I wish this world were kinder to our women. I wish my daughter were not being taught how to “handle” men to get what she wants. Although her “compromise game” is weak, her “compensate game” is strong. She needs no one. But she’s offered the support from women who had to resort to manipulation and trickery for their own survival.

She’s accompanied by a grandmother who chased her husbands away and a mother who couldn’t trick her husband into giving her what she wanted. They now press their prodigy to take their advice. She’s told to give to the young man who hasn’t found his way yet, but to spend no time with someone who challenges her ability. They’ve denied their own role in driving their lovers away. But they offer encouragement on how to find happiness without a “good man.”

The narrative changes depending on who tells the story. As a father who hoped he’s modeled what a strong man looks like, what a dedicated man does, and how a passionate man loves, no man can truly deserve my princess (in my opinion). I encourage her to hold on to what I’ve modeled.

But there’s another perspective–the female perspective. The mother perspective counters most of what this father models. This mother says, “forget him!” She says,”you don’t need him…”. She pronounces that, ” he’s nothing because he refused to GIVE me what I want…”

A mother’s distaste of the father equals poison in the development of a child. As a father I see it. And although I have no antidote, I can offer a vaccine.

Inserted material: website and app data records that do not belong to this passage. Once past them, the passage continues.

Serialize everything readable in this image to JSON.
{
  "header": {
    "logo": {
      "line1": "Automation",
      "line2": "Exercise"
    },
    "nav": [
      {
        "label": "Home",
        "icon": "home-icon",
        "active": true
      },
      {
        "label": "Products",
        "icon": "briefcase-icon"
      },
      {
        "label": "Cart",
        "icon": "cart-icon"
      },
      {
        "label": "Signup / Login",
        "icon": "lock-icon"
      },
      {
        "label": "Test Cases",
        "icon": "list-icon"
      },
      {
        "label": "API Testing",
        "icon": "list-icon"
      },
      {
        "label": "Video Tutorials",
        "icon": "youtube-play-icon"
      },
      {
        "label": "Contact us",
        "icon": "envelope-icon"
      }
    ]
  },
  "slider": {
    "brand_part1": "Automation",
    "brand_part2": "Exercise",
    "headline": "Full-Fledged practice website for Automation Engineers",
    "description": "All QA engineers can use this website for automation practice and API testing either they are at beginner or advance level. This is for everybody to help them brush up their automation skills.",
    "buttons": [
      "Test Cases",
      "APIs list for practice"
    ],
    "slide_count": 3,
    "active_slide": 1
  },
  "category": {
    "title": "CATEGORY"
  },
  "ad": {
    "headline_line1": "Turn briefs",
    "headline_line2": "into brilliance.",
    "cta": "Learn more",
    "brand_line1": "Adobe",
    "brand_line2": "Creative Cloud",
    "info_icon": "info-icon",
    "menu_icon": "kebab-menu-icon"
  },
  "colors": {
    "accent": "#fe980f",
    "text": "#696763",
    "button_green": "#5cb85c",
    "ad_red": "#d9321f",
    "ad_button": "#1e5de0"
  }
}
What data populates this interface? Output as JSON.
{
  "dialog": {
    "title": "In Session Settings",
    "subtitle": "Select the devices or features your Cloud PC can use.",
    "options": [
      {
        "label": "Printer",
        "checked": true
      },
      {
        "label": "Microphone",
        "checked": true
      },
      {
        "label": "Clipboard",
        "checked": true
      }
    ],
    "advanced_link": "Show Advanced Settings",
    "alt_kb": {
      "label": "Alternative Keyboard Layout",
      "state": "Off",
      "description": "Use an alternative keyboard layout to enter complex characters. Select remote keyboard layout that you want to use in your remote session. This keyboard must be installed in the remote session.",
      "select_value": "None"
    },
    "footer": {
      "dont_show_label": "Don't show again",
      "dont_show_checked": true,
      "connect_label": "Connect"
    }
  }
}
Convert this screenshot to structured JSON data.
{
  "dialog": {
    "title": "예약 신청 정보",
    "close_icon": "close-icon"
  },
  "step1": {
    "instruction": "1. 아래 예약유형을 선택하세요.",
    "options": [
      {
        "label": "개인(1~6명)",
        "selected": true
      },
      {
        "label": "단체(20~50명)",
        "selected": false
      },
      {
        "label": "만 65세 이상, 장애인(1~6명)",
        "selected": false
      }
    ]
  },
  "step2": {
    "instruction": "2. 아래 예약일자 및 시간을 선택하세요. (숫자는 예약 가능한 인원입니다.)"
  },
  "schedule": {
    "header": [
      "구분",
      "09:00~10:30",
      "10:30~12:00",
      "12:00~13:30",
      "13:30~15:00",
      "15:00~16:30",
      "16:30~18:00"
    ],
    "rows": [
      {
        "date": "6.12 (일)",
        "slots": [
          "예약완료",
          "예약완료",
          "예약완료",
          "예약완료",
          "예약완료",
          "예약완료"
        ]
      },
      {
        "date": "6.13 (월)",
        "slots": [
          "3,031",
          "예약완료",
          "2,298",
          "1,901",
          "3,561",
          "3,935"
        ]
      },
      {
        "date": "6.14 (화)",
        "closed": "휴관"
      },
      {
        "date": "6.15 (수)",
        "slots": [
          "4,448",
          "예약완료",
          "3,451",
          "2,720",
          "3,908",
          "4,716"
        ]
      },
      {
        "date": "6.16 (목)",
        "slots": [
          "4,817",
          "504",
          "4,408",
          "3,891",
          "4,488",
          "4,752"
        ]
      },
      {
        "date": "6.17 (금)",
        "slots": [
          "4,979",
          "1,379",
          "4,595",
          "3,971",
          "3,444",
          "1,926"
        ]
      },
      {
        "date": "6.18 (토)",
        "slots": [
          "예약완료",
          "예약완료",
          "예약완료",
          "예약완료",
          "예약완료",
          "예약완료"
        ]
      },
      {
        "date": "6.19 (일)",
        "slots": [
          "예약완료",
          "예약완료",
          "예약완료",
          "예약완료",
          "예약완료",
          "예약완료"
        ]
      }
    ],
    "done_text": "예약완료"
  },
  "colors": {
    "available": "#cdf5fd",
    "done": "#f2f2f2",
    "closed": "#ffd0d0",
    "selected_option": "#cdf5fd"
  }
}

“Daughters, we love you! Listen to what your mothers tell you, but recognize that there’s another side to that advice,” urges this father.

Don’t take the advice from a bitter person. Know that your father’s revenge is a successful life. We seek Queens to build our kingdom. This is why we’ve raised you to be princesses.